Return a faithful copy of all the entries, omitting the images.

═════ Dataset extract ═════

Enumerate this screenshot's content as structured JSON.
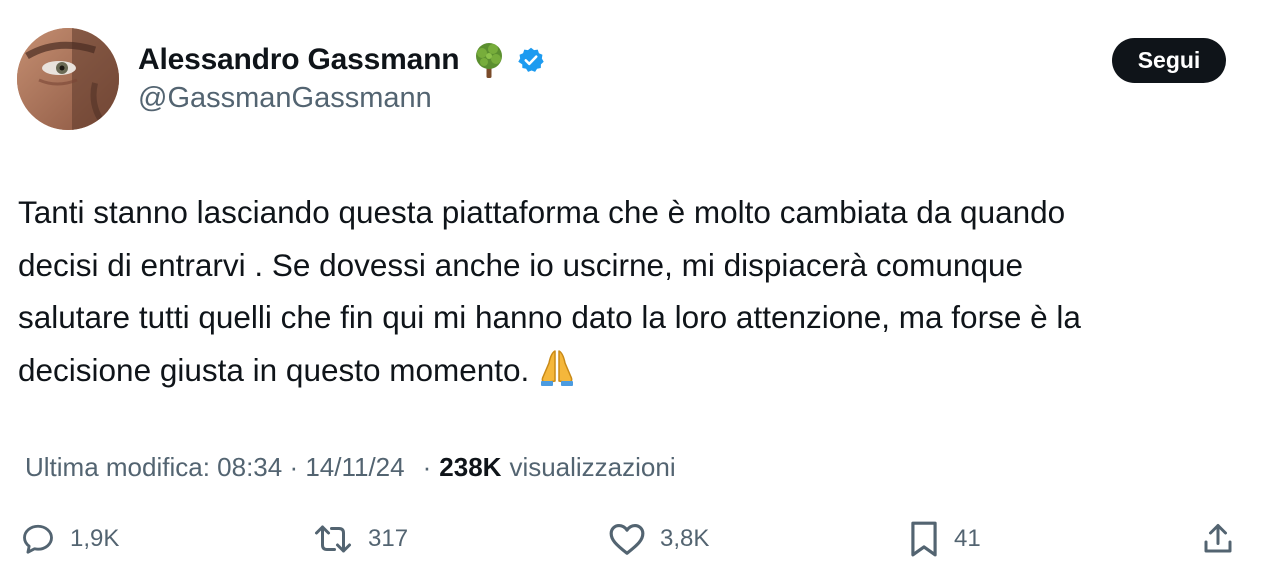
{
  "author": {
    "display_name": "Alessandro Gassmann",
    "handle": "@GassmanGassmann",
    "badge_icon": "tree-emoji-icon",
    "verified_icon": "verified-badge-icon",
    "verified_color": "#1d9bf0"
  },
  "follow_button": {
    "label": "Segui"
  },
  "tweet": {
    "lines": [
      "Tanti stanno lasciando questa piattaforma che è molto cambiata da quando",
      "decisi di entrarvi . Se dovessi anche io uscirne, mi dispiacerà comunque",
      "salutare tutti quelli che fin qui mi hanno dato la loro attenzione, ma forse è la",
      "decisione giusta in questo momento."
    ],
    "trailing_emoji_icon": "folded-hands-icon"
  },
  "meta": {
    "edited_label": "Ultima modifica: 08:34 · 14/11/24",
    "separator": "·",
    "views_count": "238K",
    "views_label": "visualizzazioni"
  },
  "actions": {
    "reply_count": "1,9K",
    "repost_count": "317",
    "like_count": "3,8K",
    "bookmark_count": "41",
    "share_icon": "share-icon"
  },
  "colors": {
    "text_primary": "#0f1419",
    "text_secondary": "#536471",
    "button_bg": "#0f1419",
    "button_text": "#ffffff"
  }
}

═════

> [Result]
Enumerate this screenshot's content as structured JSON.
{
  "author": {
    "display_name": "Alessandro Gassmann",
    "handle": "@GassmanGassmann",
    "badge_icon": "tree-emoji-icon",
    "verified_icon": "verified-badge-icon",
    "verified_color": "#1d9bf0"
  },
  "follow_button": {
    "label": "Segui"
  },
  "tweet": {
    "lines": [
      "Tanti stanno lasciando questa piattaforma che è molto cambiata da quando",
      "decisi di entrarvi . Se dovessi anche io uscirne, mi dispiacerà comunque",
      "salutare tutti quelli che fin qui mi hanno dato la loro attenzione, ma forse è la",
      "decisione giusta in questo momento."
    ],
    "trailing_emoji_icon": "folded-hands-icon"
  },
  "meta": {
    "edited_label": "Ultima modifica: 08:34 · 14/11/24",
    "separator": "·",
    "views_count": "238K",
    "views_label": "visualizzazioni"
  },
  "actions": {
    "reply_count": "1,9K",
    "repost_count": "317",
    "like_count": "3,8K",
    "bookmark_count": "41",
    "share_icon": "share-icon"
  },
  "colors": {
    "text_primary": "#0f1419",
    "text_secondary": "#536471",
    "button_bg": "#0f1419",
    "button_text": "#ffffff"
  }
}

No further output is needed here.